A new translation of Radovan Karadžić’s 2010 defense before the International Criminal Tribunal, coupled with an alternative history of the Balkan wars.

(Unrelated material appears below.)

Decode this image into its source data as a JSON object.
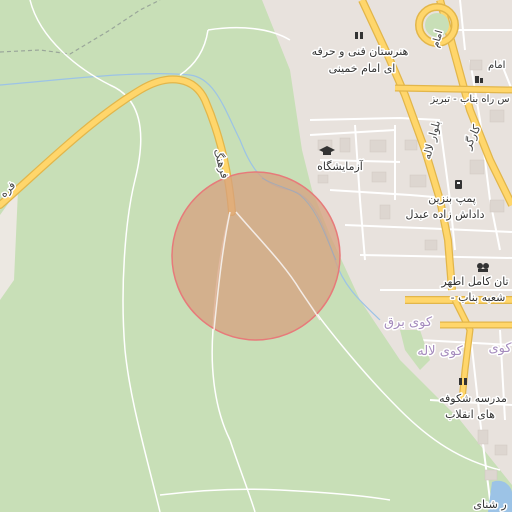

Karadžić’s reputation is now notorious; he was accused of a litany of barbaric transgressions including violations of the laws of war and crimes against humanity. Debut translator Yelesiyevich, however, argues that Karadžić has been the unfortunate victim of Western propaganda and journalistic incompetence. To demonstrate his point, he offers a new translation of Karadžić’s defense of himself before the International Criminal Tribunal in The Hague. Yelesiyevich contends that the official translation, produced during the trial, was woefully inadequate, and that a more faithful rendering of Karadžić’s self-defense gives a fuller, fairer picture of the events as they actually unfolded. The bulk of this book is precisely this translation, which runs alongside the original Serbian version extracted from the official audio record provided by the International Criminal Tribunal. In the brief introduction, the author articulates his own defense of Karadžić and registers his indignation over his public abuse. Karadžić’s defense itself is remarkable, by turns eloquent, historically provocative, and self-aggrandizing. Assuming his account is not merely self-serving revisionism, Karadžić claimed Serbs had long been champions of peace and compromise, but they met an intransigent Muslim faction that all but insisted on either war or submission. Moreover, he contended that the “forcible removal of Bosnian Muslims and Croats was never our plan.” In many ways, the full account of Karadžić’s defense does add valuable perspective, especially in pointing out that Muslim insurgents were themselves guilty of extraordinary war crimes and that they were often stubbornly unreasonable partners in political dialogue. The book’s dramatic climax is Karadžić’s defense of his troops’ conduct at Srebrenica, now infamous as the site of outright ethnic cleansing. The author is creditably forthcoming about his partisanship: “It is clear now Karadžić has been telling the truth all along.” Most readers will be less convinced, but this translation remains an important contribution to the understanding of a historically significant war.
A fascinating historical document for readers interested in the Balkan wars.